If you followed closely, which I’m sure all of you did, the debate in New York, one of the key votes that was switched at the end was a Republican senator from the Buffalo area who became convinced that it was just not any longer fair for him to see one group of his constituents as different from another. Senators stood up and talked about nieces and nephews and grandchildren and others who are very dear to them, and they don’t want them being objectified or discriminated against. And from their own personal connections and relationships, they began to make the larger connection with somebody else’s niece or nephew of grandchild and what that family must feel like.
So we have to continue to stand up for the rights and the well-being of LGBT people, and sometimes it’s hard when you’re in the middle of a long campaign to see where you’re getting. But I’ve always believed that we would make progress because we were on the right side of equality and justice. Life is getting better for people in many places, and it will continue to get better thanks to our work. So I ask all of you to look for ways to support those who are on the front lines of this movement, who are defending themselves and the people they care about with great courage and resilience. This is one of the most urgent and important human rights struggles of all times. It is not easy, but it is so rewarding.

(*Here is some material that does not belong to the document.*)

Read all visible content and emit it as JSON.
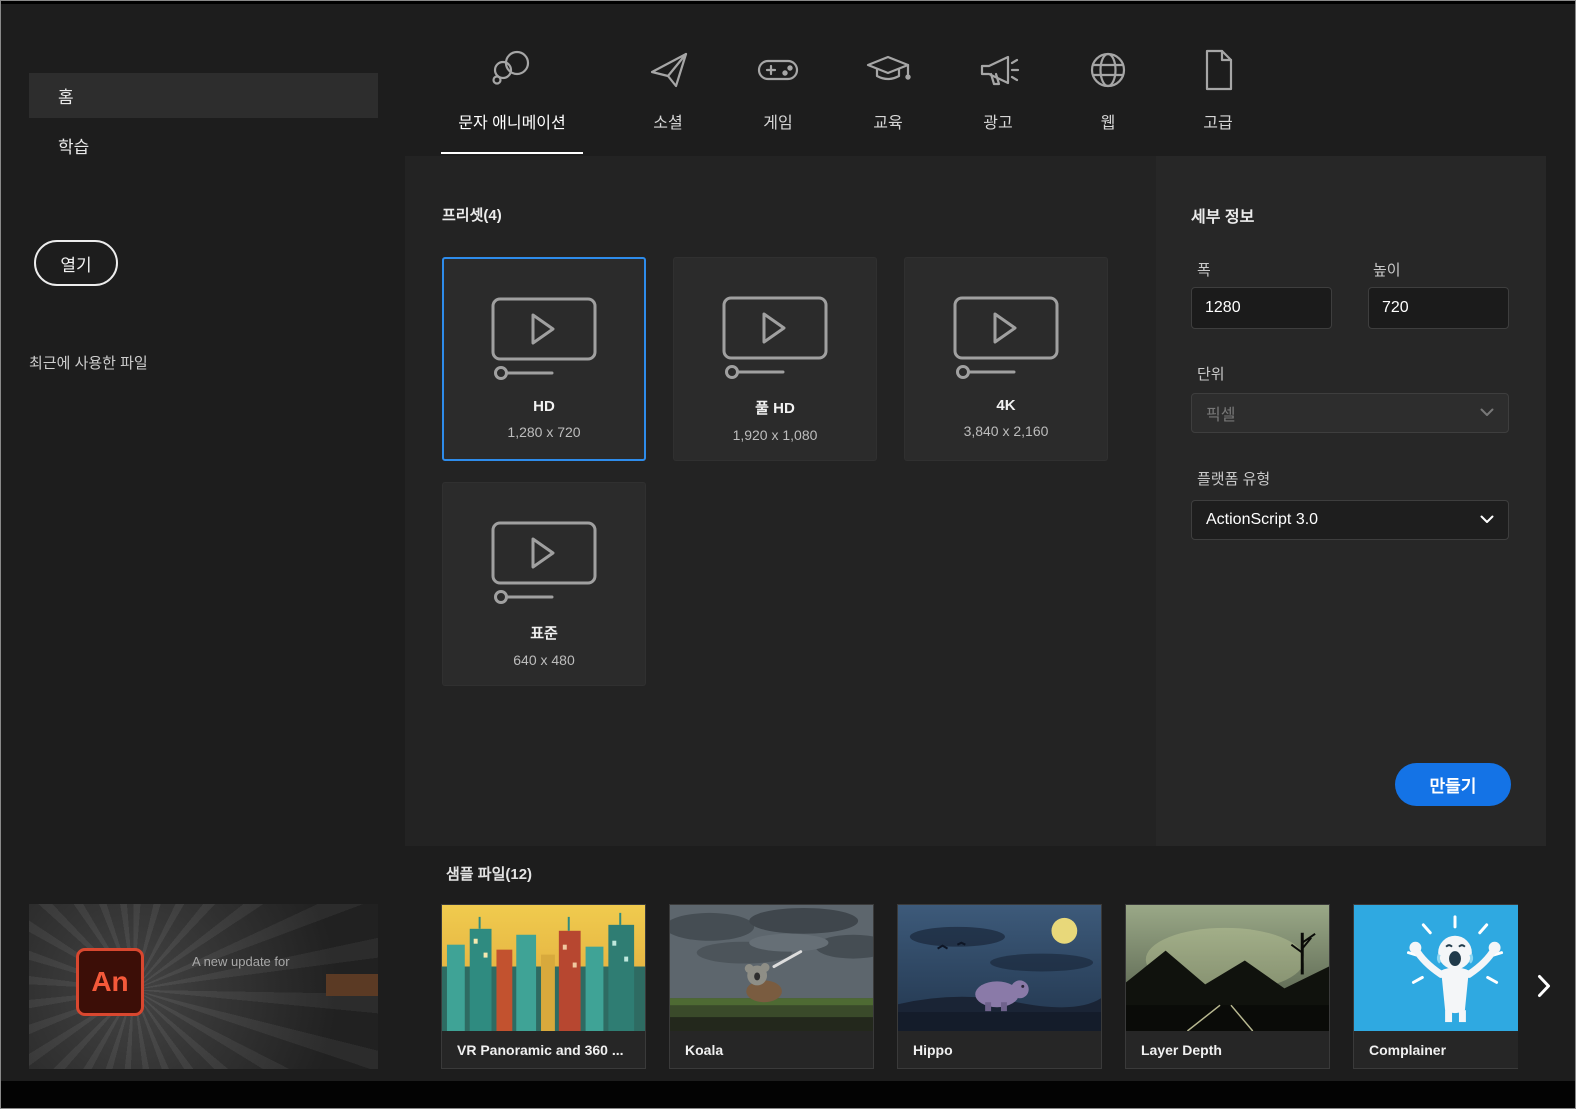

Pride month is a time for gratitude, for joy, and of course, for pride – pride in ourselves, in our families and friends, in our colleagues, in our community. And at the State Department, there are so many reasons for pride, and the same is true for all of our foreign affairs agencies represented here, from AID to the Peace Corps and others, because we do have so many talented people, and we have so many who are LGBT serving our nation with honor, courage, and skill. And shortly, our military partners will be able to say the same.
So think of the amazing work that has been done in the last year or two, because it truly is a great tribute to those who have fought for these rights, for those who have sacrificed for them, and mostly for our country, because it is our country and our values that truly are being put at the forefront.
And so I say to all of you, thank you. You make our country proud and you make me proud as the Secretary of State to work with you and serve with you every day. But please don’t forget that for every proud moment we can share together, there are so many around the world who live in fear, who live in shame, who live in such difficult circumstances. And our work must continue until they have the same opportunity that all of you and so many other Americans have, which is to be recognized for who you are and to be given the respect that you so richly deserve.
Thank you all very much. (Applause.)